-- Opening Marker --

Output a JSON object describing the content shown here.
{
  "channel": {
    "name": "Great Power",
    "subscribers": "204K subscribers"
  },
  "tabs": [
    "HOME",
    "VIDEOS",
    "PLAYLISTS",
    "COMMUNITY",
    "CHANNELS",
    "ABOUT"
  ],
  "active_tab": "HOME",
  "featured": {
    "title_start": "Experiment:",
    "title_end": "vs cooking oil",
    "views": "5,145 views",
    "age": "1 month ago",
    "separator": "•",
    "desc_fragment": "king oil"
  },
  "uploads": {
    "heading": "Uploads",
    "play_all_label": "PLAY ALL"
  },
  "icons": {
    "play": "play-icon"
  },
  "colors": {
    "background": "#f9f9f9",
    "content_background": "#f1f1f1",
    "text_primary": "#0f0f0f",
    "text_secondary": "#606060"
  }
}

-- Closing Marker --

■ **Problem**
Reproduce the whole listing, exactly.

■ **Output for this task**
Output a JSON object describing the content shown here.
{
  "channel": {
    "name": "Great Power",
    "subscribers": "204K subscribers"
  },
  "tabs": [
    "HOME",
    "VIDEOS",
    "PLAYLISTS",
    "COMMUNITY",
    "CHANNELS",
    "ABOUT"
  ],
  "active_tab": "HOME",
  "featured": {
    "title_start": "Experiment:",
    "title_end": "vs cooking oil",
    "views": "5,145 views",
    "age": "1 month ago",
    "separator": "•",
    "desc_fragment": "king oil"
  },
  "uploads": {
    "heading": "Uploads",
    "play_all_label": "PLAY ALL"
  },
  "icons": {
    "play": "play-icon"
  },
  "colors": {
    "background": "#f9f9f9",
    "content_background": "#f1f1f1",
    "text_primary": "#0f0f0f",
    "text_secondary": "#606060"
  }
}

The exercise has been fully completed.